**INSTRUCTIONS TO FOLLOW**. Where a line of the records contains the word "JSON", show that line.

[Dataset entries]
+-------+
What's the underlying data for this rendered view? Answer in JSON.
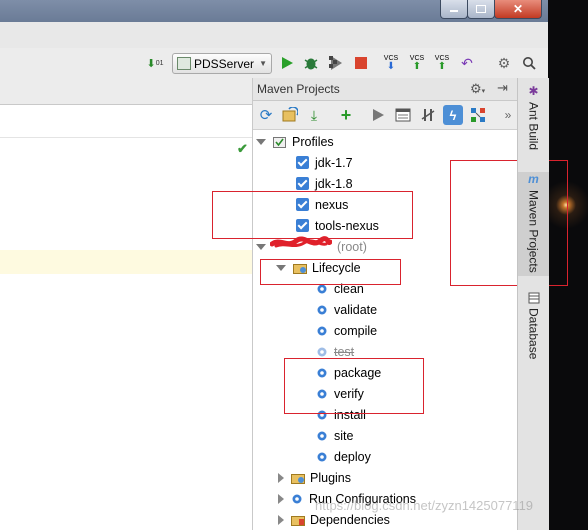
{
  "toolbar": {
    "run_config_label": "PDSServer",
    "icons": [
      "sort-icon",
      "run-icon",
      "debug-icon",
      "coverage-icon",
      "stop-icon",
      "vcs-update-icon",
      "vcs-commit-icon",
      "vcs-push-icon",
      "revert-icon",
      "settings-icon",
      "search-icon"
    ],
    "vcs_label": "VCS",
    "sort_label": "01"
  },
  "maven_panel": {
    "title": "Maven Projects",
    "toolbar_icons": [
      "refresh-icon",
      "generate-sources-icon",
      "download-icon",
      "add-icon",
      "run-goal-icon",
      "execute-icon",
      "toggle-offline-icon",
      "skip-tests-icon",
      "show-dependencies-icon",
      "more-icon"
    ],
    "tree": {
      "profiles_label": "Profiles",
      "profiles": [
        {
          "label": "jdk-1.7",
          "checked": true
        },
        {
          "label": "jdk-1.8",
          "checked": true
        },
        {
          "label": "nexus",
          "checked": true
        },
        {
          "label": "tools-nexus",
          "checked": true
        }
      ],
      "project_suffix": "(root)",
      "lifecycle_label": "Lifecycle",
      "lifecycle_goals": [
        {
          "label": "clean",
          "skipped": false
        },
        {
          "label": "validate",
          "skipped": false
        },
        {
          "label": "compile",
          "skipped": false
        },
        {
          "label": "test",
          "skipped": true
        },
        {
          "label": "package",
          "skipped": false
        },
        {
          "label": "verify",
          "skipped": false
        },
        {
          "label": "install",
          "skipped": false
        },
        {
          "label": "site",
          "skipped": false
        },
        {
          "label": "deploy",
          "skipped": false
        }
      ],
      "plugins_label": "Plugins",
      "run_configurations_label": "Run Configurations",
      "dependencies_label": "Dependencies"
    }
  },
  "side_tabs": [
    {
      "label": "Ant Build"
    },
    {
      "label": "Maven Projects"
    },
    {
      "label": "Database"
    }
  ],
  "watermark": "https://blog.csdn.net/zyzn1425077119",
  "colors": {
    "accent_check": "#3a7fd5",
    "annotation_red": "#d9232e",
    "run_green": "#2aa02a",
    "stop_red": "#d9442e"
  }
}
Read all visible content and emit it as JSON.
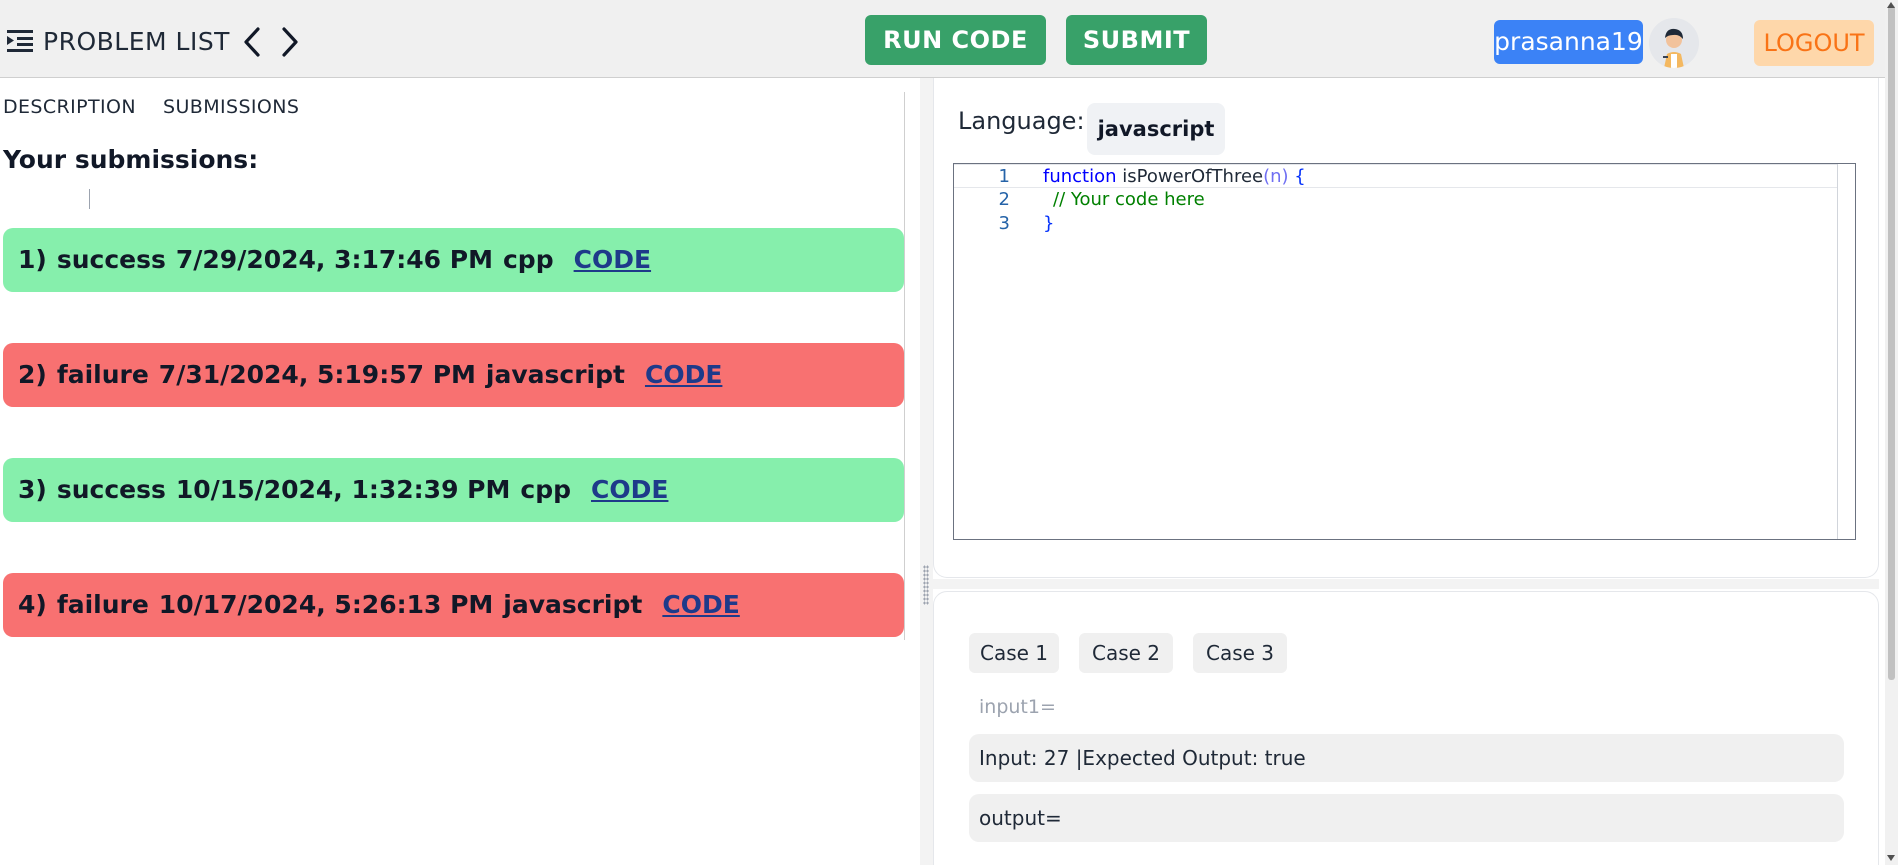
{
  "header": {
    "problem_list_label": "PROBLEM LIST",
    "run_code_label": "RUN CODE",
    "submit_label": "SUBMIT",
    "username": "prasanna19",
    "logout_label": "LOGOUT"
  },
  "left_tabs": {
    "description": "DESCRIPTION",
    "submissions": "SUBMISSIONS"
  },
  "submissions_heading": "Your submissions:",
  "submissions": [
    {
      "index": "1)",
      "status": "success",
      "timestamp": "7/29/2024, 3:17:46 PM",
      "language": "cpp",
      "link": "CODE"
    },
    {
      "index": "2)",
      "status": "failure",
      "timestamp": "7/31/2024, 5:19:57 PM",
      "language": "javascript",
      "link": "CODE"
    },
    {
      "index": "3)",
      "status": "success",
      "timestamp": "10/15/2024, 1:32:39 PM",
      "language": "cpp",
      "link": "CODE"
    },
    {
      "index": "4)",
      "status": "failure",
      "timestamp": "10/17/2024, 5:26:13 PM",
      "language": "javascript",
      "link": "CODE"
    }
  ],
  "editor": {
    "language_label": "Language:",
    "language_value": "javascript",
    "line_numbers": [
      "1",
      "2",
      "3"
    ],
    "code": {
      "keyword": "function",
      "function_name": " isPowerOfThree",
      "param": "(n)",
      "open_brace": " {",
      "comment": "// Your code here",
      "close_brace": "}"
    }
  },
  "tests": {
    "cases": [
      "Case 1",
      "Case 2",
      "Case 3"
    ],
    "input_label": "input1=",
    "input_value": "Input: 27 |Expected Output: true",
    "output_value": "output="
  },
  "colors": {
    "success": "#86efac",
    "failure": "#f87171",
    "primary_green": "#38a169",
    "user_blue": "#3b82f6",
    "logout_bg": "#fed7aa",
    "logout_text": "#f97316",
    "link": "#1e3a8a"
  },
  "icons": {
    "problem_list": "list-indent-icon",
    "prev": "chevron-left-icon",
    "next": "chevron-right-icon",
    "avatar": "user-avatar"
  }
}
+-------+
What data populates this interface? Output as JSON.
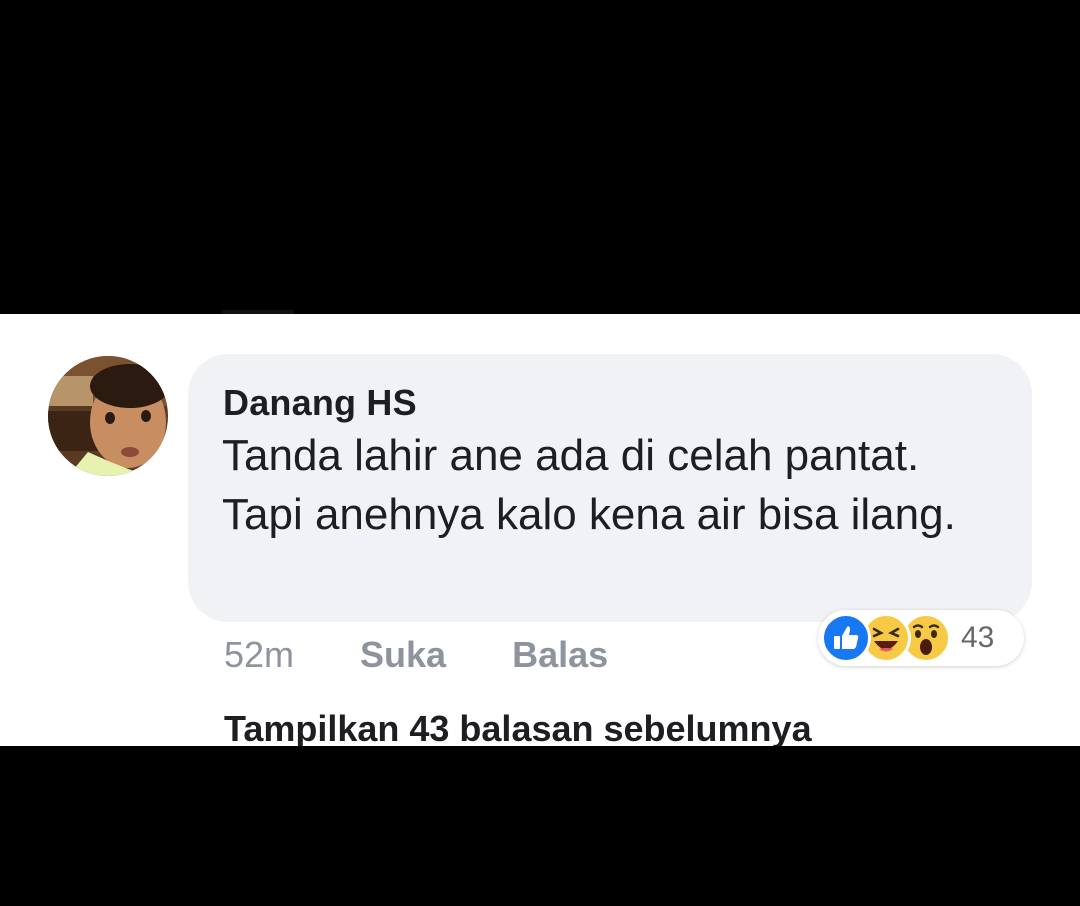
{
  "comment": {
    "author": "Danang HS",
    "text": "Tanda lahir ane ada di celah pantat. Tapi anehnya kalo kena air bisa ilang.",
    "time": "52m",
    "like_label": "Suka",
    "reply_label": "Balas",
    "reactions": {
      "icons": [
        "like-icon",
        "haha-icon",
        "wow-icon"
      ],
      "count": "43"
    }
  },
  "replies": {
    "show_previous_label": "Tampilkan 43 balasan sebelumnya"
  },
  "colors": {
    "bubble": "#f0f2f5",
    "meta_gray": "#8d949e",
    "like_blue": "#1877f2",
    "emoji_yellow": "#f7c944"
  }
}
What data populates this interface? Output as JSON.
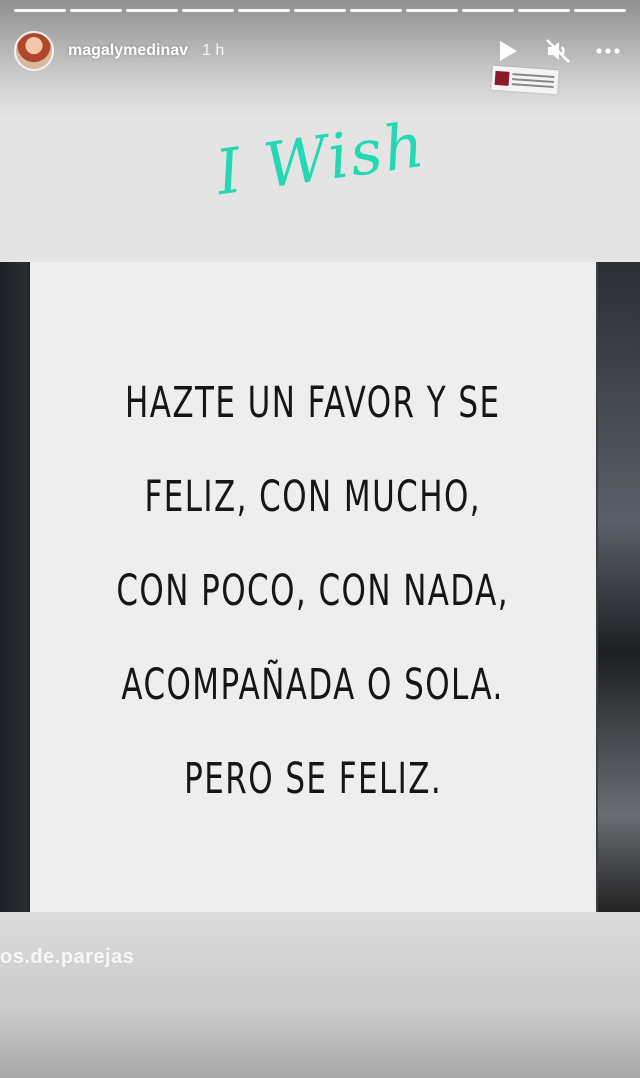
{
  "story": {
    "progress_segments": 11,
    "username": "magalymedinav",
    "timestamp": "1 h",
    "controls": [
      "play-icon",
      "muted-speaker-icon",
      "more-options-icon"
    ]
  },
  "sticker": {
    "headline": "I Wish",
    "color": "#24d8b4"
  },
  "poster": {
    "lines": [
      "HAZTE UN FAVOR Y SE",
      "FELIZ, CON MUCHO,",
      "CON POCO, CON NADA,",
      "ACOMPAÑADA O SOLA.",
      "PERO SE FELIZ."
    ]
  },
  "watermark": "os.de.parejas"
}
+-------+
**TASK OUTPUT**.
What's the underlying data for this rendered view? Answer in JSON.
Read all visible content and emit it as JSON.
What data populates this interface? Output as JSON.
What data populates this interface? Output as JSON.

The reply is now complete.